- How did you come up with your numbers (projected sales, loan request, and any other figures cited in your plan)?
- Why do you believe you can successfully manage the small business, and what have you managed previously?
- Who do you see as your competition?
- What are some of the threats you see to the success of your small business?
- What are your long-range plans for the business?
They will also ask you about your personal finances, your credit, the collateral you have to offer, your current household income and other related questions. Have your tax returns at the ready for them to review, along with a personal financial statement.
Tips for Small Business Loan Approval
There is no magic bullet that will ensure the approval of your loan, but there are things that will help stack the odds in your favor:

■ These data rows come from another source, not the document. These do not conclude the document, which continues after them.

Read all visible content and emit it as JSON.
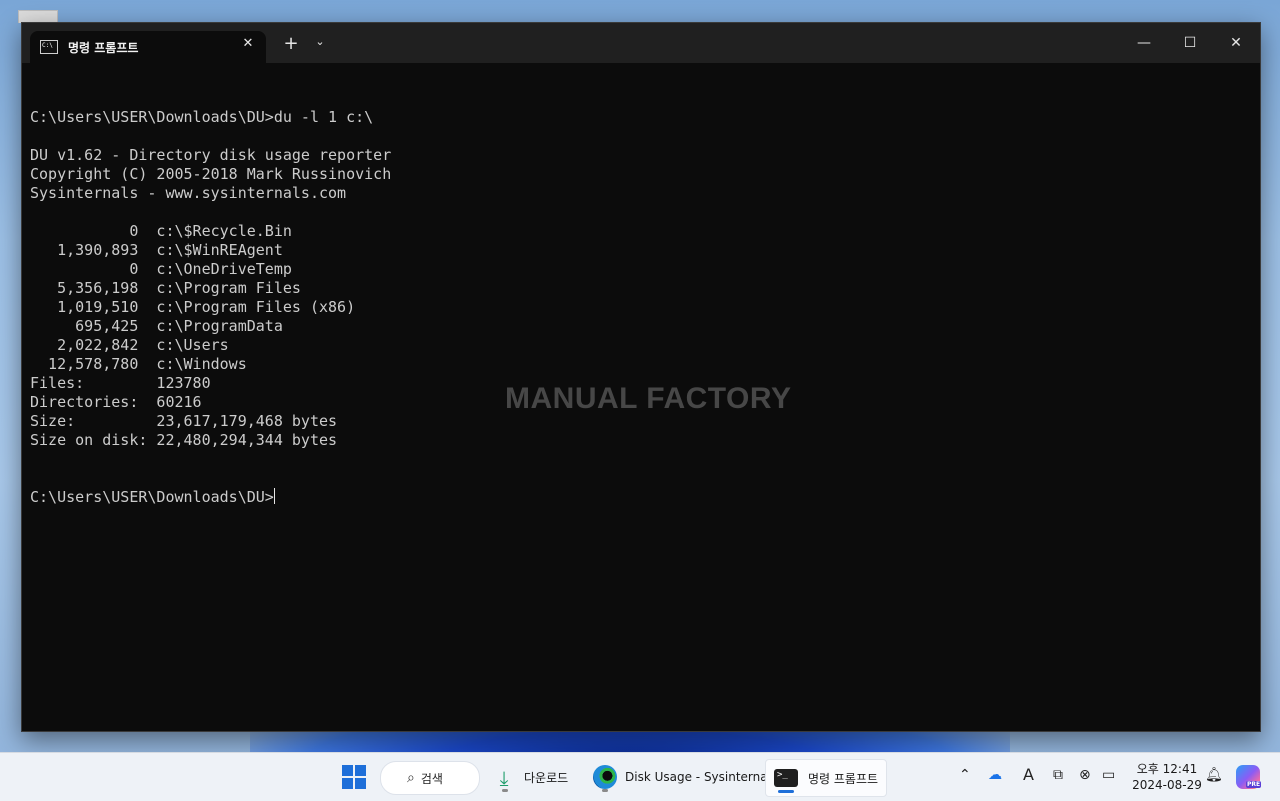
{
  "window": {
    "tab_title": "명령 프롬프트",
    "close_tab": "✕",
    "new_tab": "+",
    "dropdown": "⌄",
    "minimize": "—",
    "maximize": "☐",
    "close": "✕"
  },
  "console": {
    "lines": [
      "",
      "C:\\Users\\USER\\Downloads\\DU>du -l 1 c:\\",
      "",
      "DU v1.62 - Directory disk usage reporter",
      "Copyright (C) 2005-2018 Mark Russinovich",
      "Sysinternals - www.sysinternals.com",
      "",
      "           0  c:\\$Recycle.Bin",
      "   1,390,893  c:\\$WinREAgent",
      "           0  c:\\OneDriveTemp",
      "   5,356,198  c:\\Program Files",
      "   1,019,510  c:\\Program Files (x86)",
      "     695,425  c:\\ProgramData",
      "   2,022,842  c:\\Users",
      "  12,578,780  c:\\Windows",
      "Files:        123780",
      "Directories:  60216",
      "Size:         23,617,179,468 bytes",
      "Size on disk: 22,480,294,344 bytes",
      "",
      "",
      "C:\\Users\\USER\\Downloads\\DU>"
    ]
  },
  "watermark": "MANUAL FACTORY",
  "taskbar": {
    "search_label": "검색",
    "downloads_label": "다운로드",
    "edge_label": "Disk Usage - Sysinternal",
    "cmd_label": "명령 프롬프트",
    "clock_time": "오후 12:41",
    "clock_date": "2024-08-29",
    "copilot_badge": "PRE",
    "tray_icons": [
      "chevron-up-icon",
      "onedrive-icon",
      "ime-icon",
      "display-icon",
      "network-mute-icon",
      "battery-icon",
      "bell-icon"
    ]
  }
}
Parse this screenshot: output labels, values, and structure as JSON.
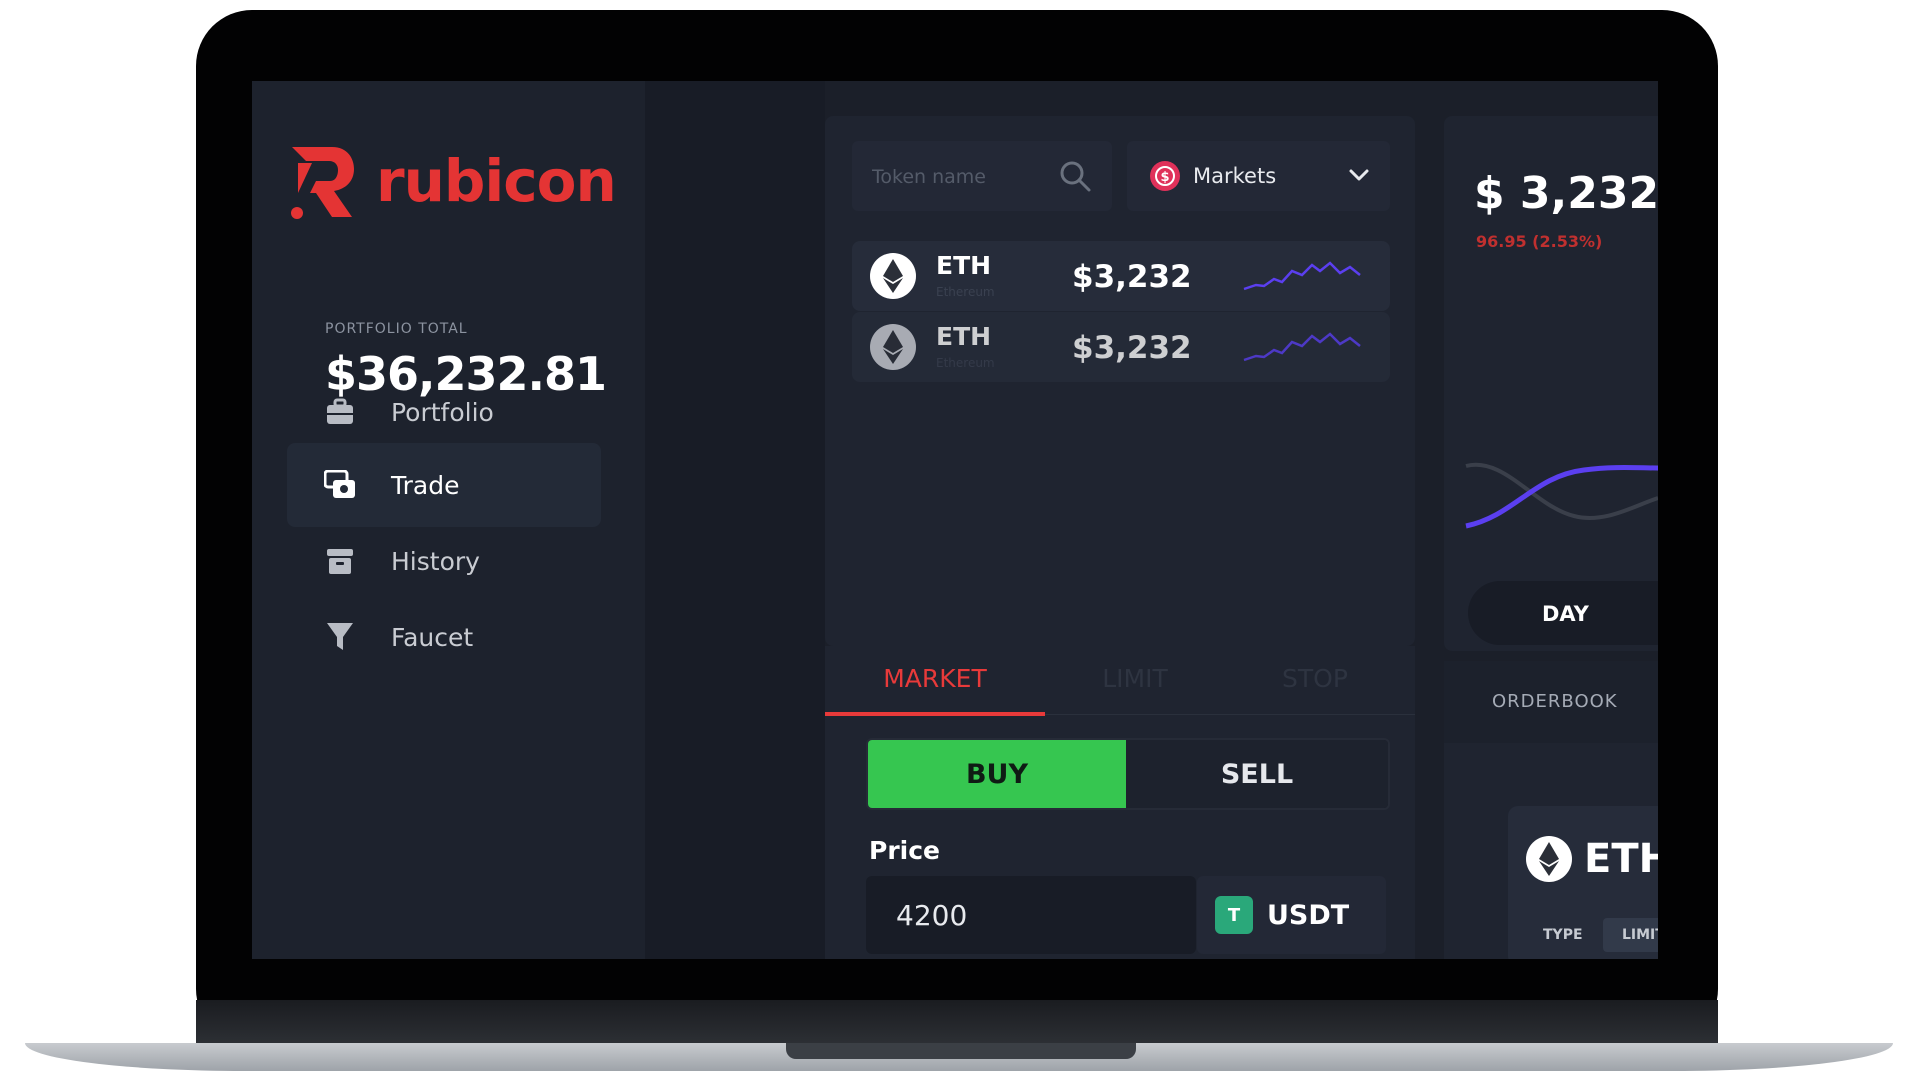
{
  "app": {
    "brand": "rubicon",
    "accent_color": "#e43434",
    "buy_color": "#36c650"
  },
  "portfolio": {
    "label": "PORTFOLIO TOTAL",
    "value": "$36,232.81"
  },
  "sidebar": {
    "items": [
      {
        "label": "Portfolio",
        "icon": "briefcase-icon",
        "active": false
      },
      {
        "label": "Trade",
        "icon": "trade-icon",
        "active": true
      },
      {
        "label": "History",
        "icon": "archive-icon",
        "active": false
      },
      {
        "label": "Faucet",
        "icon": "faucet-icon",
        "active": false
      }
    ]
  },
  "search": {
    "placeholder": "Token name",
    "icon": "search-icon"
  },
  "markets_select": {
    "label": "Markets",
    "icon": "chevron-down-icon"
  },
  "tokens": [
    {
      "symbol": "ETH",
      "name": "Ethereum",
      "price": "$3,232"
    },
    {
      "symbol": "ETH",
      "name": "Ethereum",
      "price": "$3,232"
    }
  ],
  "order": {
    "tabs": [
      "MARKET",
      "LIMIT",
      "STOP"
    ],
    "active_tab": "MARKET",
    "buy_label": "BUY",
    "sell_label": "SELL",
    "price_label": "Price",
    "price_value": "4200",
    "currency": "USDT",
    "currency_badge": "T"
  },
  "ticker": {
    "price": "$ 3,232",
    "change": "96.95 (2.53%)",
    "range_button": "DAY"
  },
  "orderbook": {
    "title": "ORDERBOOK",
    "token": "ETH",
    "type_label": "TYPE",
    "type_value": "LIMIT"
  }
}
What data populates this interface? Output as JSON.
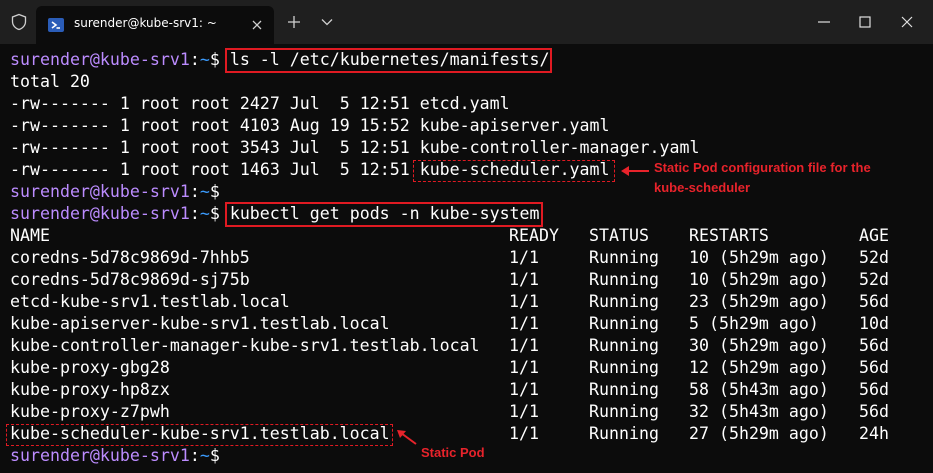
{
  "titlebar": {
    "tab_title": "surender@kube-srv1: ~"
  },
  "prompt": {
    "user": "surender@kube-srv1",
    "sep": ":",
    "path": "~",
    "dollar": "$"
  },
  "commands": {
    "ls": "ls -l /etc/kubernetes/manifests/",
    "kubectl": "kubectl get pods -n kube-system"
  },
  "ls_output": {
    "total": "total 20",
    "files": [
      {
        "perm": "-rw-------",
        "links": "1",
        "owner": "root",
        "group": "root",
        "size": "2427",
        "date": "Jul  5 12:51",
        "name": "etcd.yaml"
      },
      {
        "perm": "-rw-------",
        "links": "1",
        "owner": "root",
        "group": "root",
        "size": "4103",
        "date": "Aug 19 15:52",
        "name": "kube-apiserver.yaml"
      },
      {
        "perm": "-rw-------",
        "links": "1",
        "owner": "root",
        "group": "root",
        "size": "3543",
        "date": "Jul  5 12:51",
        "name": "kube-controller-manager.yaml"
      },
      {
        "perm": "-rw-------",
        "links": "1",
        "owner": "root",
        "group": "root",
        "size": "1463",
        "date": "Jul  5 12:51",
        "name": "kube-scheduler.yaml"
      }
    ]
  },
  "pods_table": {
    "headers": [
      "NAME",
      "READY",
      "STATUS",
      "RESTARTS",
      "AGE"
    ],
    "rows": [
      [
        "coredns-5d78c9869d-7hhb5",
        "1/1",
        "Running",
        "10 (5h29m ago)",
        "52d"
      ],
      [
        "coredns-5d78c9869d-sj75b",
        "1/1",
        "Running",
        "10 (5h29m ago)",
        "52d"
      ],
      [
        "etcd-kube-srv1.testlab.local",
        "1/1",
        "Running",
        "23 (5h29m ago)",
        "56d"
      ],
      [
        "kube-apiserver-kube-srv1.testlab.local",
        "1/1",
        "Running",
        "5 (5h29m ago)",
        "10d"
      ],
      [
        "kube-controller-manager-kube-srv1.testlab.local",
        "1/1",
        "Running",
        "30 (5h29m ago)",
        "56d"
      ],
      [
        "kube-proxy-gbg28",
        "1/1",
        "Running",
        "12 (5h29m ago)",
        "56d"
      ],
      [
        "kube-proxy-hp8zx",
        "1/1",
        "Running",
        "58 (5h43m ago)",
        "56d"
      ],
      [
        "kube-proxy-z7pwh",
        "1/1",
        "Running",
        "32 (5h43m ago)",
        "56d"
      ],
      [
        "kube-scheduler-kube-srv1.testlab.local",
        "1/1",
        "Running",
        "27 (5h29m ago)",
        "24h"
      ]
    ]
  },
  "annotations": {
    "static_pod_config_line1": "Static Pod configuration file for the",
    "static_pod_config_line2": "kube-scheduler",
    "static_pod": "Static Pod"
  },
  "colors": {
    "background": "#0c0c0c",
    "titlebar": "#1f1f1f",
    "prompt_user": "#bc8cff",
    "prompt_path": "#3b9cff",
    "highlight": "#e01a22"
  }
}
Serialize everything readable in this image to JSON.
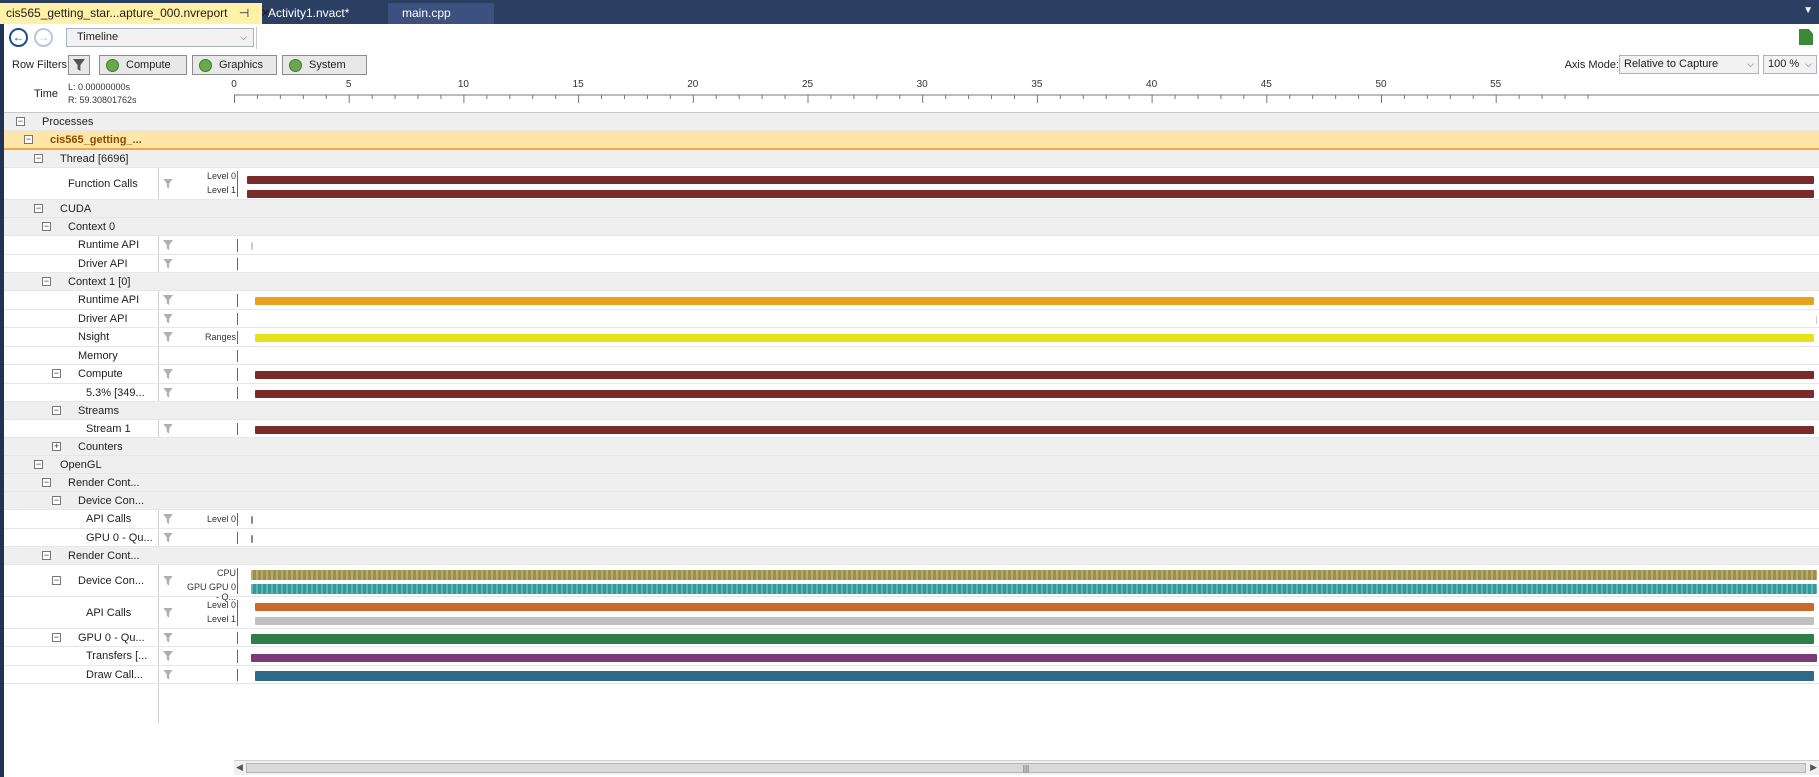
{
  "tabs": [
    {
      "label": "cis565_getting_star...apture_000.nvreport",
      "active": true
    },
    {
      "label": "Activity1.nvact*",
      "active": false
    },
    {
      "label": "main.cpp",
      "active": false
    }
  ],
  "toolbar": {
    "view_select": "Timeline",
    "back_icon": "back-arrow-icon",
    "forward_icon": "forward-arrow-icon"
  },
  "filterbar": {
    "row_filters_label": "Row Filters",
    "buttons": [
      "Compute",
      "Graphics",
      "System"
    ],
    "axis_mode_label": "Axis Mode:",
    "axis_mode_value": "Relative to Capture",
    "zoom_value": "100 %"
  },
  "ruler": {
    "time_label": "Time",
    "left_time": "L: 0.00000000s",
    "right_time": "R: 59.30801762s",
    "ticks": [
      "0",
      "5",
      "10",
      "15",
      "20",
      "25",
      "30",
      "35",
      "40",
      "45",
      "50",
      "55"
    ]
  },
  "rows": [
    {
      "label": "Processes",
      "group": true,
      "expander": "minus"
    },
    {
      "label": "cis565_getting_...",
      "highlight": true,
      "expander": "minus"
    },
    {
      "label": "Thread [6696]",
      "group": true,
      "expander": "minus"
    },
    {
      "label": "Function Calls",
      "filter": true,
      "levels": [
        "Level 0",
        "Level 1"
      ]
    },
    {
      "label": "CUDA",
      "group": true,
      "expander": "minus"
    },
    {
      "label": "Context 0",
      "group": true,
      "expander": "minus"
    },
    {
      "label": "Runtime API",
      "filter": true
    },
    {
      "label": "Driver API",
      "filter": true
    },
    {
      "label": "Context 1 [0]",
      "group": true,
      "expander": "minus"
    },
    {
      "label": "Runtime API",
      "filter": true
    },
    {
      "label": "Driver API",
      "filter": true
    },
    {
      "label": "Nsight",
      "filter": true,
      "levels": [
        "Ranges"
      ]
    },
    {
      "label": "Memory"
    },
    {
      "label": "Compute",
      "filter": true,
      "expander": "minus"
    },
    {
      "label": "5.3% [349...",
      "filter": true
    },
    {
      "label": "Streams",
      "group": true,
      "expander": "minus"
    },
    {
      "label": "Stream 1",
      "filter": true
    },
    {
      "label": "Counters",
      "group": true,
      "expander": "plus"
    },
    {
      "label": "OpenGL",
      "group": true,
      "expander": "minus"
    },
    {
      "label": "Render Cont...",
      "group": true,
      "expander": "minus"
    },
    {
      "label": "Device Con...",
      "group": true,
      "expander": "minus"
    },
    {
      "label": "API Calls",
      "filter": true,
      "levels": [
        "Level 0"
      ]
    },
    {
      "label": "GPU 0 - Qu...",
      "filter": true
    },
    {
      "label": "Render Cont...",
      "group": true,
      "expander": "minus"
    },
    {
      "label": "Device Con...",
      "filter": true,
      "expander": "minus",
      "levels": [
        "CPU",
        "GPU GPU 0 - Q..."
      ]
    },
    {
      "label": "API Calls",
      "filter": true,
      "levels": [
        "Level 0",
        "Level 1"
      ]
    },
    {
      "label": "GPU 0 - Qu...",
      "filter": true,
      "expander": "minus"
    },
    {
      "label": "Transfers [...",
      "filter": true
    },
    {
      "label": "Draw Call...",
      "filter": true
    }
  ],
  "colors": {
    "function_calls": "#7a2a2a",
    "runtime_api": "#e6a21f",
    "nsight_ranges": "#e6e21a",
    "compute": "#7a2a2a",
    "cpu_bar": "#9c8f4a",
    "gpu_bar": "#2f9a9a",
    "api_level0": "#c86a2a",
    "api_level1": "#c0c0c0",
    "gpu_queue": "#2e7d4a",
    "transfers": "#7a3a7a",
    "draw_calls": "#2f6a8a",
    "highlight": "#f2a93b"
  }
}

- Don’t ask for 100% of the total cost. Although down payment requirements vary, most banks will want to see somewhere between 20-30% of the financing coming out of your pocket.
- Promote your management skills. If you can’t show you are able to run a business successfully, you will not get a small business loan from a bank — period.
- Clean up your credit. If it’s less than perfect, do what you can to restore your credit. At the very least, make sure your recent credit (last few years) is good.
- Have a secondary source of repayment. Lenders are very reluctant to lend to a start-up or young company where all of the principal’s personal income comes from (or if a start-up, is projected to come from) the business. Spousal salary, investment returns, rental property cash flow, savings or other similar streams of income can work as secondary sources.
- Offer collateral. The bank, in all likelihood, won’t make an unsecured loan. A combination of business and personal assets (real estate, titled vehicles, investments) greatly increases the odds of approval.
- Ask about an SBA loan. The SBA’s guaranty (50-90% of the loan) may add that extra ‘oomph’ the bank needs to get comfortable with the loan request.
- Have a plan ‘B’ at the ready. If the bank seems reluctant, be ready to make a counter-proposal: a smaller loan, adding collateral from an outside source such as a relative, adding another signor to the loan, or something else significant to sway things in your favor.
Remember: Banks Want to Make Loans
Banks make most of their income by lending money. However, with the economy only gradually emerging from the most significant economic downturn since the Great Depression, many lenders are still very careful about whom they lend money to, as the memory of all the businesses that went under during the recession is still fresh.
Find the right bank, be prepared and sell both yourself and your idea and you can get the capital you need to start or grow your small business. Following the above tips will improve your odds of being the next great American success story.
All that being said, small business lending is definitely hot right now. Perhaps former U. S. Congressman Bob Beauprez said it best: “In America, small business is a big deal.”